*EXERCISE REQUIREMENTS:* Which lines of the records below contain the word "Small"? Show each one.

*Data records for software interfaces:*
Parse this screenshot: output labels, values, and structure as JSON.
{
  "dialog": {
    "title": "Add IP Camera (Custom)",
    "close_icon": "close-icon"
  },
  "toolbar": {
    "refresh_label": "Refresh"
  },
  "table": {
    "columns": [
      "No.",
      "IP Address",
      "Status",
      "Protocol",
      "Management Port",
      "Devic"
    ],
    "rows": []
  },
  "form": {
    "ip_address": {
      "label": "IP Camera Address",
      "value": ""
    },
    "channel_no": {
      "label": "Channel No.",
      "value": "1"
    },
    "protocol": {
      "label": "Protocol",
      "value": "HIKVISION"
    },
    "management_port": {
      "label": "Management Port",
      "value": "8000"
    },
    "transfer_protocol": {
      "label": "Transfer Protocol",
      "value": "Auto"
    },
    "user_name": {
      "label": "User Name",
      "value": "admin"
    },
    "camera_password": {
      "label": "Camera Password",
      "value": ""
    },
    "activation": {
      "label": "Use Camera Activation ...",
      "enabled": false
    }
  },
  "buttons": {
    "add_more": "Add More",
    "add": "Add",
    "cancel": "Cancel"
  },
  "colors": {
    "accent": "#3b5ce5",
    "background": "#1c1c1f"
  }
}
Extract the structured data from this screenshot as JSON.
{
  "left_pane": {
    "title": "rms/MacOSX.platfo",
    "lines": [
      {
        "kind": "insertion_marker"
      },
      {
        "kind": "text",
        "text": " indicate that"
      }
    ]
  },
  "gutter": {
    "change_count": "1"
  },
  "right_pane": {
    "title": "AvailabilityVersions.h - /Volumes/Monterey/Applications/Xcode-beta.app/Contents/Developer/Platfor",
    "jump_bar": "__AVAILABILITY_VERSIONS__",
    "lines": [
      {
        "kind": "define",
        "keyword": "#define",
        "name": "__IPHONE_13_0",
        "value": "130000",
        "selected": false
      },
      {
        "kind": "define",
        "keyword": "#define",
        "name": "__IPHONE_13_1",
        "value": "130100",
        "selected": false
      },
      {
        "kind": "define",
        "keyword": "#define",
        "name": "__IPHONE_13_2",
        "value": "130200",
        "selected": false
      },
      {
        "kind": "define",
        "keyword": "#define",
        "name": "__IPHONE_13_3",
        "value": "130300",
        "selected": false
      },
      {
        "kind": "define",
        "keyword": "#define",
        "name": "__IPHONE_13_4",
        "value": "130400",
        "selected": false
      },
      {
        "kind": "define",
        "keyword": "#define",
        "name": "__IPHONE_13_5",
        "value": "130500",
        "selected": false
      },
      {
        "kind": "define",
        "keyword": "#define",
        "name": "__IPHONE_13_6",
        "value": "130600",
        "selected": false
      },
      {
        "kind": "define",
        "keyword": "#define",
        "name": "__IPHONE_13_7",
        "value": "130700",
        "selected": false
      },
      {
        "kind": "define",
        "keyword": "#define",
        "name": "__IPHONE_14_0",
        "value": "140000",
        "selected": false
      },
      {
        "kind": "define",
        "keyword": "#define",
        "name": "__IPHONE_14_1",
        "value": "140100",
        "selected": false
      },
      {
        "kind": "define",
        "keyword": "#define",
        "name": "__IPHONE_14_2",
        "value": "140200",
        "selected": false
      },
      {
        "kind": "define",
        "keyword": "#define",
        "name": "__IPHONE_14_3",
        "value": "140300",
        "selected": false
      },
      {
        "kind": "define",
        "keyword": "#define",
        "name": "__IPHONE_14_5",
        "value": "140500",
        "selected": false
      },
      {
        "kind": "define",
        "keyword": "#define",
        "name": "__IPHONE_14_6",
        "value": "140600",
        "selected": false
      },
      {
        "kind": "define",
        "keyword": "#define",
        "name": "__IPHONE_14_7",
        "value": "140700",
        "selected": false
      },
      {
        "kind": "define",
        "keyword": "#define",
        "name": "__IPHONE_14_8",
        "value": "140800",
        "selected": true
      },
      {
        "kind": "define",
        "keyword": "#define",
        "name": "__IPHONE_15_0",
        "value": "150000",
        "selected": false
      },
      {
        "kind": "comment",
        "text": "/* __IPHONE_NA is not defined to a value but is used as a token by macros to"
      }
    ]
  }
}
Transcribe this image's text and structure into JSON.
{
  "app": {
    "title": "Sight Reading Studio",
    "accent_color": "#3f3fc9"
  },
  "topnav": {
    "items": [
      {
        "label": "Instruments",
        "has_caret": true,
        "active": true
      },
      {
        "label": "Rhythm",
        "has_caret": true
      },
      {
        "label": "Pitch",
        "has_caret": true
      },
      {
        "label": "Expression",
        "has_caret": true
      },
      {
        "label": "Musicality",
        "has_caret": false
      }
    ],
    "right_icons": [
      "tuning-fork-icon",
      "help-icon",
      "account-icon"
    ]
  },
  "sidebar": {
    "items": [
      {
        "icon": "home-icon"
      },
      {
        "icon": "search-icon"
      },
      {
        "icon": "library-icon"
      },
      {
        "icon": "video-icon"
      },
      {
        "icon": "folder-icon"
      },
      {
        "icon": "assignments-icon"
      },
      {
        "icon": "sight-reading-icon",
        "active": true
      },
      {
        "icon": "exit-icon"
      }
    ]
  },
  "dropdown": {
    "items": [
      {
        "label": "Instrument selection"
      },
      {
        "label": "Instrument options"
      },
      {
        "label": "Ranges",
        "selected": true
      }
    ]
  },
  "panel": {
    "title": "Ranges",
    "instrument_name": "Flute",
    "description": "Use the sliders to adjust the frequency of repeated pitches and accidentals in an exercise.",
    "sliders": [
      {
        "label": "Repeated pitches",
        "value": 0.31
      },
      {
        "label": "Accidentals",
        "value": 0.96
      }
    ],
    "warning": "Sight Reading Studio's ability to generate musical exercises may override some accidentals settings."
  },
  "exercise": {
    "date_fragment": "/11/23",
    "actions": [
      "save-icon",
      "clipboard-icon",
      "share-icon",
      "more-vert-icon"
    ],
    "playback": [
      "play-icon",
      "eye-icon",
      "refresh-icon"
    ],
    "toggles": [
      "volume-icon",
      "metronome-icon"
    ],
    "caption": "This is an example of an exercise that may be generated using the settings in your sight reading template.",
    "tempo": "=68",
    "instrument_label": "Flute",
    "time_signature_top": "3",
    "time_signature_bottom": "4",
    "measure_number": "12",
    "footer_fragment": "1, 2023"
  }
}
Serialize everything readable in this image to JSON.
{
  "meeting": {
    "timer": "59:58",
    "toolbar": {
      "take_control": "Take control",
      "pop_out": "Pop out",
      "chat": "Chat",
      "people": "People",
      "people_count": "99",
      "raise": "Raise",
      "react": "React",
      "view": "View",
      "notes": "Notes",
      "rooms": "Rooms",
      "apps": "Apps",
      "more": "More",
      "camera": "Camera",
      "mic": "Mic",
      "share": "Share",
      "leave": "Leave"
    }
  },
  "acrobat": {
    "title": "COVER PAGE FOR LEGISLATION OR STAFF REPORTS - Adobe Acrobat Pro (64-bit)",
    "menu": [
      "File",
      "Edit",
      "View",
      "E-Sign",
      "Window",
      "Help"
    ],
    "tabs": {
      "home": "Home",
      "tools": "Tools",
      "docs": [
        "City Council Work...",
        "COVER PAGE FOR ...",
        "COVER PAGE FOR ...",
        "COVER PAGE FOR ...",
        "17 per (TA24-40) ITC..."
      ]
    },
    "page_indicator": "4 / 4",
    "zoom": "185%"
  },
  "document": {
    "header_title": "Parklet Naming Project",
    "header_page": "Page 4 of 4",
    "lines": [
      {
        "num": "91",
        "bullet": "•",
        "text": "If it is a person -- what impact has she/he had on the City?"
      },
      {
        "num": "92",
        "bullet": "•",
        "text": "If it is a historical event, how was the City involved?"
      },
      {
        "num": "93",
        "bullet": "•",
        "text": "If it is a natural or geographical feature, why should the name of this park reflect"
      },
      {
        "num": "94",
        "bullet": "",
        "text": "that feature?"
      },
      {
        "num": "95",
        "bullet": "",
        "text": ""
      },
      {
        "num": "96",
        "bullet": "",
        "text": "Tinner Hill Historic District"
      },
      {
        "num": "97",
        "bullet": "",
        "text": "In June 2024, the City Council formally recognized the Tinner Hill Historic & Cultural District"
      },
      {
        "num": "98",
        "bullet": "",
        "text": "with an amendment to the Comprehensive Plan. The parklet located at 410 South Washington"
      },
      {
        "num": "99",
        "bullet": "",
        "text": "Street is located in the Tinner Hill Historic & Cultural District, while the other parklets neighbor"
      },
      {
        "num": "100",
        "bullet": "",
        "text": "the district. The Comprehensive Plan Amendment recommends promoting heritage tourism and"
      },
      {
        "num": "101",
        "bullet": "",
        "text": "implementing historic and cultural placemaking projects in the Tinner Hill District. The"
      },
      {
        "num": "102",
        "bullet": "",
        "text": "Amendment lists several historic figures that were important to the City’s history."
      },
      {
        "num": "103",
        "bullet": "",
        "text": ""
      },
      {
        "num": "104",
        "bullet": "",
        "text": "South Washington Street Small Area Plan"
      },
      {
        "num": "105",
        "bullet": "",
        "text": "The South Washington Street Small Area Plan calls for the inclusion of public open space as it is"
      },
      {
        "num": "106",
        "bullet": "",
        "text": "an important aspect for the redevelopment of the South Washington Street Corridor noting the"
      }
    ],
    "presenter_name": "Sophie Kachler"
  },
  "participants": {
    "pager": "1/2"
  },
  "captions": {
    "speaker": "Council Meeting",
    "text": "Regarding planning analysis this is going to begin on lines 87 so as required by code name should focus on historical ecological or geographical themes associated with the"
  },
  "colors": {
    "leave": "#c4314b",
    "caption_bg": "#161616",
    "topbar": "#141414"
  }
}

*PROBLEM SOLUTION:*
        "text": "South Washington Street Small Area Plan"
        "text": "The South Washington Street Small Area Plan calls for the inclusion of public open space as it is"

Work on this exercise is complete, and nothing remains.